| REQUIRED WORK |
Give only the number of lines in these records that contain the word "zoom".

··· ENTRIES SHOWN

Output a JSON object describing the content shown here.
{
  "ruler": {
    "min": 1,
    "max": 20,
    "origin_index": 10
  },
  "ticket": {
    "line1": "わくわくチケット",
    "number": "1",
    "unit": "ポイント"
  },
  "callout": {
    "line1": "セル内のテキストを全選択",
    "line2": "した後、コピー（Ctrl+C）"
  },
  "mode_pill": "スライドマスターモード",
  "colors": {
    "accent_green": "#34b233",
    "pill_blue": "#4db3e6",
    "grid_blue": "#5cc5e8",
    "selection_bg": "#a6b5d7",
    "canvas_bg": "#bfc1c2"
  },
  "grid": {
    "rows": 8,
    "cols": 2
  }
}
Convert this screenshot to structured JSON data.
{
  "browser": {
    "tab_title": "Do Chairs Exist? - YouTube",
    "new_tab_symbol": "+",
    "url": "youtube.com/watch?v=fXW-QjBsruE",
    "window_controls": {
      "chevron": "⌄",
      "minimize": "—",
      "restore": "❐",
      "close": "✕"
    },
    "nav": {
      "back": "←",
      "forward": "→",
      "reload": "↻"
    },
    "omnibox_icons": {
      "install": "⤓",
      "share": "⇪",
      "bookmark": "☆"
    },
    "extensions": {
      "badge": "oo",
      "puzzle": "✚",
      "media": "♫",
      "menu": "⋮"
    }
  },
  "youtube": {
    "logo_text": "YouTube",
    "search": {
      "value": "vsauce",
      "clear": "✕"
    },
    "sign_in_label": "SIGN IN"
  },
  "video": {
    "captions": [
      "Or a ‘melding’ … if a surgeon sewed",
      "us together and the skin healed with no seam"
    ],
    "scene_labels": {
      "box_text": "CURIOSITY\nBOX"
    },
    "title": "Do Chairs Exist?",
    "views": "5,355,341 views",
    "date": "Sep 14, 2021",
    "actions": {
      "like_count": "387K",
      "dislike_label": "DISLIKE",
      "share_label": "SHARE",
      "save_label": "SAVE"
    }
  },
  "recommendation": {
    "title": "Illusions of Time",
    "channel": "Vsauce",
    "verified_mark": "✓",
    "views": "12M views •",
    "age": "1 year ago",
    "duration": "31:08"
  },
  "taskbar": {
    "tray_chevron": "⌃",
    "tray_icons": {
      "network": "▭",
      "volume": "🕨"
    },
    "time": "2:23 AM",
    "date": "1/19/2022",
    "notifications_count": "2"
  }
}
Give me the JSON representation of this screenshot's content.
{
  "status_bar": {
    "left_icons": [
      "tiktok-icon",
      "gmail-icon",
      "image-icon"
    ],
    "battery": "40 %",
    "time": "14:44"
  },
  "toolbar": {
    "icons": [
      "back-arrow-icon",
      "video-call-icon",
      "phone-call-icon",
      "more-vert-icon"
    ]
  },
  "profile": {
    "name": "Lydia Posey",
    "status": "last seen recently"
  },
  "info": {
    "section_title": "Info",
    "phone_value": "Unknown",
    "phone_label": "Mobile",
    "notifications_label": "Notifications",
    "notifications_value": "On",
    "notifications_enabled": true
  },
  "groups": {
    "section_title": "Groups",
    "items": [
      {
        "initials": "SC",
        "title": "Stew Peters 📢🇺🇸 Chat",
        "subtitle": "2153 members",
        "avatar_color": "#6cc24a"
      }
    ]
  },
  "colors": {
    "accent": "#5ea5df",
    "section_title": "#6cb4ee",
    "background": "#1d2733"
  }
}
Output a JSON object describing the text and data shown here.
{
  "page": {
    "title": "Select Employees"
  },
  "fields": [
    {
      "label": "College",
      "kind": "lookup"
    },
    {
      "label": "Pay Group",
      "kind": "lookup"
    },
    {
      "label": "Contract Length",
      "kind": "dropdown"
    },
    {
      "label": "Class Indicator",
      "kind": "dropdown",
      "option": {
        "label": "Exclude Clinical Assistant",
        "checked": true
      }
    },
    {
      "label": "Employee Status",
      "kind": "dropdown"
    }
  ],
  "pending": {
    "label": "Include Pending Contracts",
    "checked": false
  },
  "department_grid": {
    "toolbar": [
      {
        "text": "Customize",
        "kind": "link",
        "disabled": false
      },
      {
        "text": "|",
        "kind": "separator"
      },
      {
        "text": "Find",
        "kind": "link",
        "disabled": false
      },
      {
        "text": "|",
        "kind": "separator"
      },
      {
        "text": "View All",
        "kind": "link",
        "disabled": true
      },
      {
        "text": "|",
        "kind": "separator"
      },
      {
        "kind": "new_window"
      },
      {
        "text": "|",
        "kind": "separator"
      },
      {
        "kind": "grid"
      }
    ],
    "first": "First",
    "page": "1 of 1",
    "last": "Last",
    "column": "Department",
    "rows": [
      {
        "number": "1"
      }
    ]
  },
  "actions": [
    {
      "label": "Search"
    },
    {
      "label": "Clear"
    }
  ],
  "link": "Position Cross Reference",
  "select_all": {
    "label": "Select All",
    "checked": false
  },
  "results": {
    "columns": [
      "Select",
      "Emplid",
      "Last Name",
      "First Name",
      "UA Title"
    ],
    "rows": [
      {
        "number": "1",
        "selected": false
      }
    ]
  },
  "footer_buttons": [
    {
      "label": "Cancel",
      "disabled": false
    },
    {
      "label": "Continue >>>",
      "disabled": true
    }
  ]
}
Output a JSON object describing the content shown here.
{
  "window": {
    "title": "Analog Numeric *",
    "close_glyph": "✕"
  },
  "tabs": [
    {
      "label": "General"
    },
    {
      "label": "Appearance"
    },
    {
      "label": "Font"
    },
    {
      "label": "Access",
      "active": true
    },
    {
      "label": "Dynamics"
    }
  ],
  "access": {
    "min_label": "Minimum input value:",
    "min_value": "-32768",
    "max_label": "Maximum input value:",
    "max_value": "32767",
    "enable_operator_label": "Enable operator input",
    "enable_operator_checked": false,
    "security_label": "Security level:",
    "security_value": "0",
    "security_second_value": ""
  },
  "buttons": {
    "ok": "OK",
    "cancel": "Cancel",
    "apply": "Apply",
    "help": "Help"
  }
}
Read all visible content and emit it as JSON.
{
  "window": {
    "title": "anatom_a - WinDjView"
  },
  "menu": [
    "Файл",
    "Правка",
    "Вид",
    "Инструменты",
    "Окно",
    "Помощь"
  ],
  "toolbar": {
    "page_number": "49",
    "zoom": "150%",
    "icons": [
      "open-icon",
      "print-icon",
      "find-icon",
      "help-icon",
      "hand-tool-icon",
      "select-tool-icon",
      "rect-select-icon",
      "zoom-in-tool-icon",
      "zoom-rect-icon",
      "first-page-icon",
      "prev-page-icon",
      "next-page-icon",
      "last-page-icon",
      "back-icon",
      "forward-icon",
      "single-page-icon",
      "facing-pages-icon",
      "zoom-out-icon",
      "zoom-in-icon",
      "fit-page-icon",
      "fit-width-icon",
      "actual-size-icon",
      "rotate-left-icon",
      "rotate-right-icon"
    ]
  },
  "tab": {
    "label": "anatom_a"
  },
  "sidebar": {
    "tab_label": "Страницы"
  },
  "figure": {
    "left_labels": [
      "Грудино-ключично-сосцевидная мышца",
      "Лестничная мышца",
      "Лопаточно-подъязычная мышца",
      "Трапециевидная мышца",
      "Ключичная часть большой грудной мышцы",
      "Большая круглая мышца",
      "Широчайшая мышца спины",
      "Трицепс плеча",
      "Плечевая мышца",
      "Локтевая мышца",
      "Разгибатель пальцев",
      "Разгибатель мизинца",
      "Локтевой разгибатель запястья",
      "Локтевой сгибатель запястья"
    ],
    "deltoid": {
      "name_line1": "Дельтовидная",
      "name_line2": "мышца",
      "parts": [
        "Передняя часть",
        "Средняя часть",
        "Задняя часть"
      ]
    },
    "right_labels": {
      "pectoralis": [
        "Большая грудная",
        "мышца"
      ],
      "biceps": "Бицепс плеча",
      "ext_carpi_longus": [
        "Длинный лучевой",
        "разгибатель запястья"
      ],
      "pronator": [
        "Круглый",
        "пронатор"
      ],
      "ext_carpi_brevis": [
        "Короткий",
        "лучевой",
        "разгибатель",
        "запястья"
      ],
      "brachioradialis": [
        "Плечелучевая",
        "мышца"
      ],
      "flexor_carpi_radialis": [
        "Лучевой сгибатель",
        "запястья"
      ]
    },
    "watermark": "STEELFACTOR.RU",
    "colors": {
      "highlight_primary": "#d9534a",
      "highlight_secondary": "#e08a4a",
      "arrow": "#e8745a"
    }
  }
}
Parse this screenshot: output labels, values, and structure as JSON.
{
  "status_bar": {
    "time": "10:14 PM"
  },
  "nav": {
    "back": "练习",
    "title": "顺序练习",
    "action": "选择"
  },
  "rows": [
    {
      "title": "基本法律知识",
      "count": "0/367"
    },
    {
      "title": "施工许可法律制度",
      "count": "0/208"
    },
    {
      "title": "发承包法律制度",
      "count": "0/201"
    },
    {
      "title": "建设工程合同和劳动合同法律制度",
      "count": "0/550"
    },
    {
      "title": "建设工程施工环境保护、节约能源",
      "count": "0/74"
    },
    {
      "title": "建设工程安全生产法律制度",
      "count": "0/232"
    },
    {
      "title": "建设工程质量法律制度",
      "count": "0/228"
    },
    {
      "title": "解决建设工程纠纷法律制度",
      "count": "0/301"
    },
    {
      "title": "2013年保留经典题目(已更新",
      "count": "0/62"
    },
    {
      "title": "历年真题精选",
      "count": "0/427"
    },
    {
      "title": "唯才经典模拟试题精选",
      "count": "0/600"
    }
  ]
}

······

| TASK RESPONSE |
5